The YIP was founded by Tom Forcade and was inspired by the political ambitions of the YMCA, a group that the founders had helped found. The YIP was established with the intention of getting “more peace and less war,” and its members protested the Vietnam War and many of the wars that have followed in its wake. This activism led to its chief strategist, Robin D. G. Owens, developing a plan to use solar power to power the Earth. Inspired by the work of J. Gregory Puckett, a professor of nuclear physics at the University of Texas at Dallas, Owens came up with the idea of a “solar furnace” to harness solar energy. Using a process known as neutron activation, this innovative idea would harness the power of the sun to generate electricity. This approach would be more efficient and cleaner than other methods, such as solar panels, which convert sunlight directly into electricity. Owens and his team built a working model of the reactor, known as Solartron, and presented their findings at a conference in California in 1970. This conference, which was organized by the Institute for Energy Analysis, was attended by over 200 nuclear physicists from around the world. The following year, the design of the reactor was finalized and it was given the official name: Sollatron.
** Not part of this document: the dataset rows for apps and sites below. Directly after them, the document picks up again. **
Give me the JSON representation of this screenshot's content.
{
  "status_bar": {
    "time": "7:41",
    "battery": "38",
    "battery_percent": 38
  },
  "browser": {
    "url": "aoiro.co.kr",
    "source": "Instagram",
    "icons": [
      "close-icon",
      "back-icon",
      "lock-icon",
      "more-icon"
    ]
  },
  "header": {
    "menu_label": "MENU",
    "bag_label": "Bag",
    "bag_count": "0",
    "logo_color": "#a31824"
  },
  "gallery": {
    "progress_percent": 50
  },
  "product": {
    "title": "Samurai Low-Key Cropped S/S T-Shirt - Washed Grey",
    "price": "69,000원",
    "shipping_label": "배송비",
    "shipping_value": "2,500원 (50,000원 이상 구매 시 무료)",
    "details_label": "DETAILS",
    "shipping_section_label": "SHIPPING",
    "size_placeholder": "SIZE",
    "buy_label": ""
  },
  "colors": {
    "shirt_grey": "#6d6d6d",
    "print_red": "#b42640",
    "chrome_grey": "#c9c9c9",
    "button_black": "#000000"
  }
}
The year is 1971, and the United States is in the middle of a fuel crisis. Fuelled in part by the energy crisis and environmental concerns, the nation’s population is searching for new and sustainable ways to generate electricity. It is at this point that the Sollatron and other similar designs are considered for mass production. Unfortunately, these reactors are not without their flaws. They are known for being large and bulky, which makes shipping them for installation at power plants difficult. This problem is compounded by the fact that they are also extremely expensive to build – the Sollatron alone cost around $600,000 to $800,000 in 1971 prices. Furthermore, they are prone to mechanical failure, which is why most nuclear physicists who test them never use them for power generation, but instead store them for future use in case of an emergency. As demand for sustainable energy sources continues to grow, this problem will likely be solved soon. However, despite all their flaws, these designs did change the course of history. They are now recognized as the pioneer of solar thermal energy, which is used extensively in solar power plants around the world today.
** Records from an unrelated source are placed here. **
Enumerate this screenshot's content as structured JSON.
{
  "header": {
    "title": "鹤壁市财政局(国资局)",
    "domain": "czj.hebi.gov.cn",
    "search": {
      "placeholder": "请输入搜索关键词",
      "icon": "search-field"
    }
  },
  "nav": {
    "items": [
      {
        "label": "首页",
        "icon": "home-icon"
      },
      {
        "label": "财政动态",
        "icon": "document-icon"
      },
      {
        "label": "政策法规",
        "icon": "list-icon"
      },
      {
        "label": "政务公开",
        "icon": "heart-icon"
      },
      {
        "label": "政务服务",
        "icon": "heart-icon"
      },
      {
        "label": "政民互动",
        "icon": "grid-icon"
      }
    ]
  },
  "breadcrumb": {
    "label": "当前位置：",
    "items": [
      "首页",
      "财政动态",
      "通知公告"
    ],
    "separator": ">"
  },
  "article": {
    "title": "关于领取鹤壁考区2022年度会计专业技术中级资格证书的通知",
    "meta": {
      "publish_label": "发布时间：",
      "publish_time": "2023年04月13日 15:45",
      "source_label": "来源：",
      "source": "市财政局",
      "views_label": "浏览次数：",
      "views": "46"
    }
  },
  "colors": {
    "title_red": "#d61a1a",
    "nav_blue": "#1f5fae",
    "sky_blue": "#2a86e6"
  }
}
The Rise Of The Solar Power Movement
It is often said that the modern era of space exploration began with the Apollo program. Although that might be true, the true pioneers of the space age lie elsewhere. It was in fact the late 1960s and early 1970s that saw the rise of the green movement and Earth-bound eco-warriors, many of whom saw the space program as a symbol of American imperialism and the Vietnam War. It was during this time that many alternative fuel sources were considered, from photovoltaic cells to wind power. The Yippies were at the forefront of this movement and used their anti-war platform to argue for the widespread use of solar energy to power the country. This was partly due to their opposition to the Vietnam War and the excessive use of energy that was fueled by it, but it was also because of their opposition to traditional forms of energy generation and what they saw as America’s addiction to fossil fuels. They used their slogan, “Solar Power, Abolition Of War,” to promote their message. However, this was a tough sell to the American public, who were more likely to support the military effort than question it.